Vol. 20   No. 2
Summer 2015
  • MGE Talks Business
News Briefs

MGE's GEM program brings natural gas service to new areas

A plow places 4-inch polyethylene gas main into the ground along Stevenson Road in Dane.

A plow places 4-inch polyethylene gas main into the ground along Stevenson Road in Dane.

MGE continues to extend natural gas service into new territories with its gas expansion model (GEM) program. Work is moving forward on two projects:

  • The Dane/Roxbury project includes 28 miles of gas main that will be installed in rural areas. This expansion will bring natural gas service to about 185 new customers, most of which are agricultural.
  • The Lodi project involves 23 miles of gas main north and east of Lodi. This project will add about 200 customers, of which 75% are residential and 25% are agricultural.

MGE will install gas main for both projects over the summer. Services will be installed this fall, giving participating customers access to natural gas.

"GEM helps expand our gas territory and offers new customers an affordable transition from propane or oil," said Steve Beversdorf, MGE's supervisor of corrosion control.

How it works

GEM is dependent on customer participation in a specific expansion area.

"We need to reach a certain level of participation or the economics of GEM are not justified," Beversdorf said. "After we determine anticipated load growth, we need a commitment from prospective customers equaling half of that growth."

"We reached our 50% commitment goal for both Dane/Roxbury and Lodi," he added.

MGE approaches potential GEM projects with education—helping businesses and residential customers in the targeted area understand GEM and the benefits of switching to natural gas.

"We hold meetings and work closely with potential customers so they can make informed decisions," Beversdorf said. "We review how much they paid for propane or oil and then calculate what they would have paid by using natural gas during that same period."

Before the GEM program, many rural areas may not have been candidates for natural gas service. It is costly to extend gas service to areas with low population density. The cost per customer could reach a few thousand dollars—and customers had to pay that cost in full before construction could start.

GEM makes the process more feasible. Under the program, MGE adds the main extension charges to a customer's gas bill as a surcharge spread over five to seven years.
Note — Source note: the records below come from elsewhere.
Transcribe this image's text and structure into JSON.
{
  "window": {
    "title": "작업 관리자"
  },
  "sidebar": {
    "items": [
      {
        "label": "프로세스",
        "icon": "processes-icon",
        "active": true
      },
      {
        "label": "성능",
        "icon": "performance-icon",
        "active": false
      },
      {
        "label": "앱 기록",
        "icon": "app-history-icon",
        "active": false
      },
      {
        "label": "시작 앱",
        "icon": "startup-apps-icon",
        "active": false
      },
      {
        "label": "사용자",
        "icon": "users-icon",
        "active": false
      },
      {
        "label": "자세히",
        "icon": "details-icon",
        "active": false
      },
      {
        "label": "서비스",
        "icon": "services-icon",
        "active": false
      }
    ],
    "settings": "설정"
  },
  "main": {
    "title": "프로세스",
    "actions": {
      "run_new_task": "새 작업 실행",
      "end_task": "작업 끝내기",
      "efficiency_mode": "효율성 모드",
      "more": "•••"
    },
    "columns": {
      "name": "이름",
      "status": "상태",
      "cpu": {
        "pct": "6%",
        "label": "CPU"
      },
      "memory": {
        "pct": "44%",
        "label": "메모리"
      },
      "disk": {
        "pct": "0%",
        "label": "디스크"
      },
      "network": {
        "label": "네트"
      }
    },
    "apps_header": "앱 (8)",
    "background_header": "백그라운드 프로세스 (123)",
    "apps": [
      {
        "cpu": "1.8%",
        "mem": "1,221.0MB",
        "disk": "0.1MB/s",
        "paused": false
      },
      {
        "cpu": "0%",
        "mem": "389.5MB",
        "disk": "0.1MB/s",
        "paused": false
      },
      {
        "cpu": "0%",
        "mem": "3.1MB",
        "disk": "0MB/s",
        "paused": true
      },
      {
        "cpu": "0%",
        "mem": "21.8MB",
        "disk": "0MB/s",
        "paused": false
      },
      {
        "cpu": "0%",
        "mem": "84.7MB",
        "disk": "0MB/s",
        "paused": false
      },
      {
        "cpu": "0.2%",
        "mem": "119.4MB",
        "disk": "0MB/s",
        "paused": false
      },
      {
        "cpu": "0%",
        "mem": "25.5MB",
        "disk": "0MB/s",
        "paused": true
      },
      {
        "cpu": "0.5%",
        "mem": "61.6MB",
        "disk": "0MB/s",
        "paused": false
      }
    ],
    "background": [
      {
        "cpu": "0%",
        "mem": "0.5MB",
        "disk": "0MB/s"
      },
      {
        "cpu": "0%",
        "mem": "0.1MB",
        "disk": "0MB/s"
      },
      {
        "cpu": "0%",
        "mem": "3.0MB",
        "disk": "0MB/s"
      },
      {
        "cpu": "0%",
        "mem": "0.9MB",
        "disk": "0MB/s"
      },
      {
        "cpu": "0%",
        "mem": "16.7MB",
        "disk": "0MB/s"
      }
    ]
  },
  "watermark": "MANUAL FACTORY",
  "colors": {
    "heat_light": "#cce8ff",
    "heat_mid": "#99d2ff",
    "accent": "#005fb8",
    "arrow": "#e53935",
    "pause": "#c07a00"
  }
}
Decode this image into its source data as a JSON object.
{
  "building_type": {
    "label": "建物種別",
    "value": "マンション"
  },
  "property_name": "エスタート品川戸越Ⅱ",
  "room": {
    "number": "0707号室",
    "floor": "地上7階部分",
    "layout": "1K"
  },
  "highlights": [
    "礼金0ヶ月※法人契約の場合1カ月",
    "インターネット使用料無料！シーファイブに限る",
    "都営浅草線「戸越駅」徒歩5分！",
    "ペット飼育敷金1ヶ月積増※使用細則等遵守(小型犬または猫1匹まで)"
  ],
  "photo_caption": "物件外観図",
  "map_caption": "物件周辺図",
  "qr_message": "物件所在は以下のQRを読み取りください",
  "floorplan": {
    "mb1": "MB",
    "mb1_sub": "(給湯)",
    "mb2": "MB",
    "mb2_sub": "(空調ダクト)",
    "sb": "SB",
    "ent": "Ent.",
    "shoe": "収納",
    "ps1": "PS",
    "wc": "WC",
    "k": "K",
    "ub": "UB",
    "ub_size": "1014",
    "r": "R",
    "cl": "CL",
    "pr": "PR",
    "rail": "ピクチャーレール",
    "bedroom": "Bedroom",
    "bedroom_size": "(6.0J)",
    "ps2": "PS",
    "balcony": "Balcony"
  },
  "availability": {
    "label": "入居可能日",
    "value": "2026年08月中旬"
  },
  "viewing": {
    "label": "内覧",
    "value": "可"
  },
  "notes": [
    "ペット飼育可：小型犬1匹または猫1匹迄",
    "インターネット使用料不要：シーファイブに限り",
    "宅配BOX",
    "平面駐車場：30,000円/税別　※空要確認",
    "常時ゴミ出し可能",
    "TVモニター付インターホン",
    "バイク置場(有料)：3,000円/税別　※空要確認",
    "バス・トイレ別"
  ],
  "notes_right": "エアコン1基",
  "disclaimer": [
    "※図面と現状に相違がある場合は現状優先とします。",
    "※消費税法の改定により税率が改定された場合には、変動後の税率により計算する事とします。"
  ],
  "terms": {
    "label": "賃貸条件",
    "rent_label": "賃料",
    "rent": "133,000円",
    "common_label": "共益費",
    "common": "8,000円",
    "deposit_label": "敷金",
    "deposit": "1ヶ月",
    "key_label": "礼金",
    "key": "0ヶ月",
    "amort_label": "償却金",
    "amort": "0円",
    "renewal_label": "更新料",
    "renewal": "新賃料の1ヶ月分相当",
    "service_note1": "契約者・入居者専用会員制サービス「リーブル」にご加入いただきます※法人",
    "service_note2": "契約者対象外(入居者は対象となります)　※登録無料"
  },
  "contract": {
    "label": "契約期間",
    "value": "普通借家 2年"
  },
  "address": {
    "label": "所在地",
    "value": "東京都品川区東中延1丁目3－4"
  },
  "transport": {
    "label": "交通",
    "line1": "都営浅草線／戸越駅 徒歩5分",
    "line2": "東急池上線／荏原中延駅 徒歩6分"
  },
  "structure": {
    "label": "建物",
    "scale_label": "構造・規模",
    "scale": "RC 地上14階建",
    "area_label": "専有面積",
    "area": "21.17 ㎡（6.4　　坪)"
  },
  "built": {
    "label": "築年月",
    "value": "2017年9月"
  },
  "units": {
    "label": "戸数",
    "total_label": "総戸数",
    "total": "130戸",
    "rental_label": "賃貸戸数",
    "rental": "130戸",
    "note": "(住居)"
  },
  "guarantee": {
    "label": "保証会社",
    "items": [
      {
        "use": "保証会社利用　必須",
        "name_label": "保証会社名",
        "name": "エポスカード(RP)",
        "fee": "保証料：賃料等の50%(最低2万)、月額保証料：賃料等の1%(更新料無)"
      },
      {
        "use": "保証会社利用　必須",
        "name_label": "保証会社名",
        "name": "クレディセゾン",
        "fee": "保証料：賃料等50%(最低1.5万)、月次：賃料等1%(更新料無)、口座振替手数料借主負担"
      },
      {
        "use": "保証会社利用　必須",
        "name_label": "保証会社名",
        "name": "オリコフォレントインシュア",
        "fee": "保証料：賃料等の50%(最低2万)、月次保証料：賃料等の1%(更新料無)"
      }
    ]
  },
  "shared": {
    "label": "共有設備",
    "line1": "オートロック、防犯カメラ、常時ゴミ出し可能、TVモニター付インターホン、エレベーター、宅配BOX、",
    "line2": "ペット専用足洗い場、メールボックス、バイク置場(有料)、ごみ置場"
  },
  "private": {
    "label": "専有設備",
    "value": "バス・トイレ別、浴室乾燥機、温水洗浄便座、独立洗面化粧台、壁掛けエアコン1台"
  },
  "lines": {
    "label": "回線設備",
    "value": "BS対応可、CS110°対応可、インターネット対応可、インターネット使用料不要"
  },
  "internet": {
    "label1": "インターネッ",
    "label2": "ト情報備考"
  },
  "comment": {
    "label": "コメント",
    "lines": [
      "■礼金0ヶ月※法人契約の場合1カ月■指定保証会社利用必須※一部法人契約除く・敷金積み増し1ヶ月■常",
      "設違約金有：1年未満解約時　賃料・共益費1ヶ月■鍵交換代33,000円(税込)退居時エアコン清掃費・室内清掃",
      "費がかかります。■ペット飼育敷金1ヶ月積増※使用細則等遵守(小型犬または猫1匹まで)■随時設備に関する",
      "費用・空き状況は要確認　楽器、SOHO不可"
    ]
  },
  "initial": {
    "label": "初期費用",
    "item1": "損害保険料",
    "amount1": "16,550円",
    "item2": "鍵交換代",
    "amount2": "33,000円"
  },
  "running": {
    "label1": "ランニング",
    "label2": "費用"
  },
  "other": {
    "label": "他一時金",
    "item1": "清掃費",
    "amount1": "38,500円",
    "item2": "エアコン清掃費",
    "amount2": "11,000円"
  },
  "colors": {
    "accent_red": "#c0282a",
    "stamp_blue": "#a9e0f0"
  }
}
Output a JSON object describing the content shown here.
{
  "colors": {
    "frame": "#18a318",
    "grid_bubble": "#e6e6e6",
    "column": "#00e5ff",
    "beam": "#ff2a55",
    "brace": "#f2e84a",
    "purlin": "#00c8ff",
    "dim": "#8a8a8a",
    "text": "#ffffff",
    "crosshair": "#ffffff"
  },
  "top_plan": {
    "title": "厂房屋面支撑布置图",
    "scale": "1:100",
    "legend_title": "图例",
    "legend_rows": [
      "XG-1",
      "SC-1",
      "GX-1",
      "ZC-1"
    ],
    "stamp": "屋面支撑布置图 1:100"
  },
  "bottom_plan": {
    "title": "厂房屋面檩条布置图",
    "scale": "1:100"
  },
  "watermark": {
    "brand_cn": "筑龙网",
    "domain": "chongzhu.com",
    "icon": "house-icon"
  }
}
Natural gas remains a cost-effective option even with that surcharge.

"Residential customers can save a couple hundred dollars per year by converting to natural gas," Beversdorf said. "Larger agriculture or commercial customers have the potential to save a couple thousand dollars annually."

Since the GEM pilot program began in 2012, MGE completed nine projects that brought natural gas service to 500 new customers. More expansions are likely in the future.

"In fact, we are currently evaluating potential expansion territories for 2016 and 2017," Beversdorf said. "It's a winning situation anytime we can offer customers fuel choices that will help grow their bottom line."